▸ **PROBLEM**
Copy out, from the entries below, each line that holds the string "this".

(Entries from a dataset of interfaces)
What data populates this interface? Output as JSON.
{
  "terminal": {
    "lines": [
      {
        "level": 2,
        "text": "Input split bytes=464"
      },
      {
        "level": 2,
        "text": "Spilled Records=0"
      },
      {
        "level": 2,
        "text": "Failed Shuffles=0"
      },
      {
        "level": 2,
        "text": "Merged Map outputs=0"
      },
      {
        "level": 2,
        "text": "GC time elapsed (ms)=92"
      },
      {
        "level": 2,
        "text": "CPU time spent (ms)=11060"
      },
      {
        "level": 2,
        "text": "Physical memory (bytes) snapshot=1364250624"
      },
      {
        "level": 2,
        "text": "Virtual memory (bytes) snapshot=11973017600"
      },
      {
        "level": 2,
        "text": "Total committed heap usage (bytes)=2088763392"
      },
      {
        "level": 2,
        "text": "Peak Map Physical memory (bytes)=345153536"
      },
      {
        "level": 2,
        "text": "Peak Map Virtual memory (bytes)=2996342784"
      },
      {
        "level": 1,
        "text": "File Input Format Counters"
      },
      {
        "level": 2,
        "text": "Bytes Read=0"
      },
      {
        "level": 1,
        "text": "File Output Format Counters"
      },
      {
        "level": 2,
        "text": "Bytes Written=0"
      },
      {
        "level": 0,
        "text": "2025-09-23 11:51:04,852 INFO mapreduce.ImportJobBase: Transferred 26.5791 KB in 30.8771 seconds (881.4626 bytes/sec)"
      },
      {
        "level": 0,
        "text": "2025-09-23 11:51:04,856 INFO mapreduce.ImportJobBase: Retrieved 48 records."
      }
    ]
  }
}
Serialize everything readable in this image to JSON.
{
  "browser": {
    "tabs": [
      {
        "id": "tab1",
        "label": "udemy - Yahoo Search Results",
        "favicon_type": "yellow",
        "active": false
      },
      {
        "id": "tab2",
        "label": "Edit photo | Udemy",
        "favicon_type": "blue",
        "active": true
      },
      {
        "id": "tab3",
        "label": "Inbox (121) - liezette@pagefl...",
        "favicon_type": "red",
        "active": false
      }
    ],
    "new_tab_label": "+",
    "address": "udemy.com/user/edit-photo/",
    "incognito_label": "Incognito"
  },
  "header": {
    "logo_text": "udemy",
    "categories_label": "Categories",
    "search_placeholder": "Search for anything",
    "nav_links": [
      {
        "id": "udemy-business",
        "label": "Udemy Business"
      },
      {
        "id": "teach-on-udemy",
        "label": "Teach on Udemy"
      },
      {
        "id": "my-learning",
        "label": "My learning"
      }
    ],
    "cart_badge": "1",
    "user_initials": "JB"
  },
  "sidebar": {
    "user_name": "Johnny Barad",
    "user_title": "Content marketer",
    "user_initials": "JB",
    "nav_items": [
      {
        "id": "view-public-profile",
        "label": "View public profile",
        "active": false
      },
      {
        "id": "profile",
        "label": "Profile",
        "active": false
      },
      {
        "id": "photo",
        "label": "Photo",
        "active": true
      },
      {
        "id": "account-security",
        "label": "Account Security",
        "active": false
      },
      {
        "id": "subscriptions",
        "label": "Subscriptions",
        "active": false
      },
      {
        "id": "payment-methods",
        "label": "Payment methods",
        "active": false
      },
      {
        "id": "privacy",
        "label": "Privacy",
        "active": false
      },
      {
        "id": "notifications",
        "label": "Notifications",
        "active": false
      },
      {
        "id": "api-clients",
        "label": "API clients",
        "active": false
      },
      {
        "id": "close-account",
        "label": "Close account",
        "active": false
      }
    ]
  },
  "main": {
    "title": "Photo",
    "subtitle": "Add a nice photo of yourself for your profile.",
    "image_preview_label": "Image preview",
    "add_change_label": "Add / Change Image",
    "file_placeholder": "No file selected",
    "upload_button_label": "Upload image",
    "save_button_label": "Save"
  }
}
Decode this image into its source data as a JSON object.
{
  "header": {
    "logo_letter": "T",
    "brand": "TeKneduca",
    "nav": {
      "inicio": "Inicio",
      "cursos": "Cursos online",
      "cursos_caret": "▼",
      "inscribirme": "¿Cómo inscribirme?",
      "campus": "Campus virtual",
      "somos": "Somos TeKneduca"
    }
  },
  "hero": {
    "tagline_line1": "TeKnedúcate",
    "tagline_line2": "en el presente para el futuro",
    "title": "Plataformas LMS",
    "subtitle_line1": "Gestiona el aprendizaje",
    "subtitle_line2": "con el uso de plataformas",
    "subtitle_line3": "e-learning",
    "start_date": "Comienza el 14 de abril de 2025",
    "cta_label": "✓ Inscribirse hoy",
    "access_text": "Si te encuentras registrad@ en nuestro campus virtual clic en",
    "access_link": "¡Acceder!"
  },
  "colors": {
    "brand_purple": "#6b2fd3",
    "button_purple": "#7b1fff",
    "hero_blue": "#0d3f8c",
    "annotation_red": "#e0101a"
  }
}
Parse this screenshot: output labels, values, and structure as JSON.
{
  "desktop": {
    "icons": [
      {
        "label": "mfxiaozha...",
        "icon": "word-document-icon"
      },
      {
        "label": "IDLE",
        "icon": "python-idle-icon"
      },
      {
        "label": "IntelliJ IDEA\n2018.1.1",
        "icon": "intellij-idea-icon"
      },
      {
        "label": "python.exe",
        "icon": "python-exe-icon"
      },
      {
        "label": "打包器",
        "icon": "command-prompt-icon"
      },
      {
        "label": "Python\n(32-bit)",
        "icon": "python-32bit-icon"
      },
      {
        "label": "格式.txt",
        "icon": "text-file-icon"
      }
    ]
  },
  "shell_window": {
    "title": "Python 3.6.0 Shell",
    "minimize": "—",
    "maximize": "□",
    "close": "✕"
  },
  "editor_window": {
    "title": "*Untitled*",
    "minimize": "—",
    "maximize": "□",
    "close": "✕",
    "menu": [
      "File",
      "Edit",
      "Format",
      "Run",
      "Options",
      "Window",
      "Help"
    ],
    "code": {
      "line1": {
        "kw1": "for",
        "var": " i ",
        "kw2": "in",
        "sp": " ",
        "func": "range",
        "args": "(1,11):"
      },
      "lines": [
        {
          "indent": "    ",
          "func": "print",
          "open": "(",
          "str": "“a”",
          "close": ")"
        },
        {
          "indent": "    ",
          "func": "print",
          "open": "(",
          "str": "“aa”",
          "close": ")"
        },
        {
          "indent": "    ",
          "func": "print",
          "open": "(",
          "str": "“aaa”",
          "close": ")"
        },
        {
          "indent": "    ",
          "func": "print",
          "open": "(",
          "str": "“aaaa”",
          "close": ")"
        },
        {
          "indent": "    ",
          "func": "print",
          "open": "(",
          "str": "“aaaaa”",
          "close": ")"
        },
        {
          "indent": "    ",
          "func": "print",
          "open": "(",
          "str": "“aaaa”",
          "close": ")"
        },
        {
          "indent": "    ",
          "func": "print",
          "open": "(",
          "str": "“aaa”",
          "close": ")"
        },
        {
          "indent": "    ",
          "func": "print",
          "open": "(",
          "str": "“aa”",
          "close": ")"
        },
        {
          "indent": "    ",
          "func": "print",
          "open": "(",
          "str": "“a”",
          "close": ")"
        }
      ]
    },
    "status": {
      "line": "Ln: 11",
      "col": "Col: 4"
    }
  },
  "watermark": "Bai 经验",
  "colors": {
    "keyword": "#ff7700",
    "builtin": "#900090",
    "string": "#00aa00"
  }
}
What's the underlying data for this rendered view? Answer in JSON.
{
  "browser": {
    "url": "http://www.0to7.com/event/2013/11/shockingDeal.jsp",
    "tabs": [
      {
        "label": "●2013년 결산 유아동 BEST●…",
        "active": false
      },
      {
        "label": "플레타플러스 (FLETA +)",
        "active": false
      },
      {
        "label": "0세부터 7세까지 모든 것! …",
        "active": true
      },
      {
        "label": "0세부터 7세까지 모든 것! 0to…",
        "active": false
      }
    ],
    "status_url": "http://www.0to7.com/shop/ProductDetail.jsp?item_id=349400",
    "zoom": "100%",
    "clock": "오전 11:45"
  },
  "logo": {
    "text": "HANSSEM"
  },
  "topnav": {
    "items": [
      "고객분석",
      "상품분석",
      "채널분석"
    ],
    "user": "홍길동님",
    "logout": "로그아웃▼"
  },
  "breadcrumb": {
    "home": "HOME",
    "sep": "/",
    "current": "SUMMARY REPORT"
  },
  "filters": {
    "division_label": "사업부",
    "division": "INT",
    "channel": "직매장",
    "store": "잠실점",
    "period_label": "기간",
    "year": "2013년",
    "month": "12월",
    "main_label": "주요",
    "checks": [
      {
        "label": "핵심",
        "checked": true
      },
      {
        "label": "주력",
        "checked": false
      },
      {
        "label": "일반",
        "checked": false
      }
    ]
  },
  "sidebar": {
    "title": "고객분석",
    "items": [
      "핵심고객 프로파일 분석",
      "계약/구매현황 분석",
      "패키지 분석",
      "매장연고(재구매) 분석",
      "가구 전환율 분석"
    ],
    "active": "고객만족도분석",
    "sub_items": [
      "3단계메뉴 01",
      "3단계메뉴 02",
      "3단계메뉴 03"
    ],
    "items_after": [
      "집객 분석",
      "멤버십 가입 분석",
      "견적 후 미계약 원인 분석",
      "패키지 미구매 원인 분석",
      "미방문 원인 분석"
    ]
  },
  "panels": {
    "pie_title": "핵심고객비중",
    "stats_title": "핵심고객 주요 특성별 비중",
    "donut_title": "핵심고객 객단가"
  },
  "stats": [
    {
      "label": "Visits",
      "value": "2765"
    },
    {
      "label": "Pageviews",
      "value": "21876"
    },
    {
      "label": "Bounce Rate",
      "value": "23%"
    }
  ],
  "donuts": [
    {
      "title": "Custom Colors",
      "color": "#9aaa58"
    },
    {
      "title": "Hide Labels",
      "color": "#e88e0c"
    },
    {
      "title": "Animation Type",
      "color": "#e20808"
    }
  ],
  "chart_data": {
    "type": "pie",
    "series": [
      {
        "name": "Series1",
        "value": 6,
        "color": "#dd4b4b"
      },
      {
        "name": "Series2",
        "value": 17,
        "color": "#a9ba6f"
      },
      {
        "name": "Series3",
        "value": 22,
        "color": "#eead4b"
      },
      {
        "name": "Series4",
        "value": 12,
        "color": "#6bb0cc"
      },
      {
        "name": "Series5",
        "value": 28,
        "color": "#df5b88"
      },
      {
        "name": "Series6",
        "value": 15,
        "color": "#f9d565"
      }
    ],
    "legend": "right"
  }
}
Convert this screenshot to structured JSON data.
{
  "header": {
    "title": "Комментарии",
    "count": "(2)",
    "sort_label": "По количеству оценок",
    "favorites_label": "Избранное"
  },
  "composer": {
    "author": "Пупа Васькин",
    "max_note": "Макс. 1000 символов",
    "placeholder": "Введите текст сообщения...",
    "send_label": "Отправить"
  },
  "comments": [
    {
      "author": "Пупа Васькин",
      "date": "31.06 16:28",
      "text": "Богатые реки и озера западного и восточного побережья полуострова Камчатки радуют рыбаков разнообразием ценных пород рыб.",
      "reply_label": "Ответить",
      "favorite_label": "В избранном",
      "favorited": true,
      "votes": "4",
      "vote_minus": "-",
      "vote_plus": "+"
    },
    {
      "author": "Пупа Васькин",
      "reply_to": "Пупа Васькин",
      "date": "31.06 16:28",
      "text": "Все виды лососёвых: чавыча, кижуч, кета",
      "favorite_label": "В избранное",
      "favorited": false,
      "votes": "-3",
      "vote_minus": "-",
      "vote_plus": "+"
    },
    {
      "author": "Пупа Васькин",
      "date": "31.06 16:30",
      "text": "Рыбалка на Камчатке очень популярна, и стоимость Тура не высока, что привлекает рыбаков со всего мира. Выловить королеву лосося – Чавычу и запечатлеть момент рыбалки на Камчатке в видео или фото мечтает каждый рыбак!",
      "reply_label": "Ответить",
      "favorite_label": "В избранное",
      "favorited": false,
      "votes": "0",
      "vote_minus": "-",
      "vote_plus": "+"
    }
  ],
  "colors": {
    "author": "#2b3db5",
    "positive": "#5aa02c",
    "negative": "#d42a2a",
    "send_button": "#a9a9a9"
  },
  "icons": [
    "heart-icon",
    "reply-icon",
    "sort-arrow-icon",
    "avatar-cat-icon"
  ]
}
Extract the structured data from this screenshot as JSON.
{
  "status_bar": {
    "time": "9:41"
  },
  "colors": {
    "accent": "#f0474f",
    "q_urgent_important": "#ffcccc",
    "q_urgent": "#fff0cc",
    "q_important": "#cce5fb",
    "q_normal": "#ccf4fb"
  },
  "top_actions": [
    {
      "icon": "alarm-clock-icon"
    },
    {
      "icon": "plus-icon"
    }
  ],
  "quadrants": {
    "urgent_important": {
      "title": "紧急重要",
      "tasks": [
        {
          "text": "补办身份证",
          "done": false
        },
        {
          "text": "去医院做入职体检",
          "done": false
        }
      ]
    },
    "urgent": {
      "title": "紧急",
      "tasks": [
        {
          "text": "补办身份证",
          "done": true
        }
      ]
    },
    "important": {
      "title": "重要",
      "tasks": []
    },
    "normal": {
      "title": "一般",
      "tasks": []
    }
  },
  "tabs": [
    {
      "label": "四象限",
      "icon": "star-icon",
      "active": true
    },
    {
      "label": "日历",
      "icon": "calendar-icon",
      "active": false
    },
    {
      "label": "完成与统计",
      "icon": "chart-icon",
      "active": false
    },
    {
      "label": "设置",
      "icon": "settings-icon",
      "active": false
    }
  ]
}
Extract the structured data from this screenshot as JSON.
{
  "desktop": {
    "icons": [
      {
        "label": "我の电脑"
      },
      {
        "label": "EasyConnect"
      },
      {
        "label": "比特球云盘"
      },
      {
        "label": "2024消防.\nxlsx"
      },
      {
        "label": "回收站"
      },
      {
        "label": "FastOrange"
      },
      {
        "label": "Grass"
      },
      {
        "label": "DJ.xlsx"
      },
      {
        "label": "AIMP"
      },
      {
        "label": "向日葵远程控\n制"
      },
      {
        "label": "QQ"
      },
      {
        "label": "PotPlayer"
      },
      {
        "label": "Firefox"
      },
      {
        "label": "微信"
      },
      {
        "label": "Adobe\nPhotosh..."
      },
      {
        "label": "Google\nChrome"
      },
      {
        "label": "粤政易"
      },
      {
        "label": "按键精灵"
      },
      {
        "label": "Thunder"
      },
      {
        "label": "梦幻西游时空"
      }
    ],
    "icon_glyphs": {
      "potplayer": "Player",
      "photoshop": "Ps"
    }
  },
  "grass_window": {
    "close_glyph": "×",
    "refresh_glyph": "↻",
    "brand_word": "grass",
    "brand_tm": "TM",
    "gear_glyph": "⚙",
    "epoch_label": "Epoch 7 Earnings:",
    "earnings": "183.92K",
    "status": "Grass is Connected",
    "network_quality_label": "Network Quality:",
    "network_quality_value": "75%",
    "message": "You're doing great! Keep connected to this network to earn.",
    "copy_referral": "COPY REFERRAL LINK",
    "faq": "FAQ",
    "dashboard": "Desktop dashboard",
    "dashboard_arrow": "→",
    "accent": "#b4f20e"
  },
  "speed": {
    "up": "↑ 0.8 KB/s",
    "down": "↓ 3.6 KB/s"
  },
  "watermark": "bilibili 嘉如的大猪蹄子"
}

▸ **WRITTEN RESPONSE**
What data populates this interface? Output as JSON.
Serialize everything readable in this image to JSON.
Decode this image into its source data as a JSON object.
Parse this screenshot: output labels, values, and structure as JSON.
What's the underlying data for this rendered view? Answer in JSON.
Convert this screenshot to structured JSON data.
Extract the structured data from this screenshot as JSON.
Extract the structured data from this screenshot as JSON.
    "message": "You're doing great! Keep connected to this network to earn.",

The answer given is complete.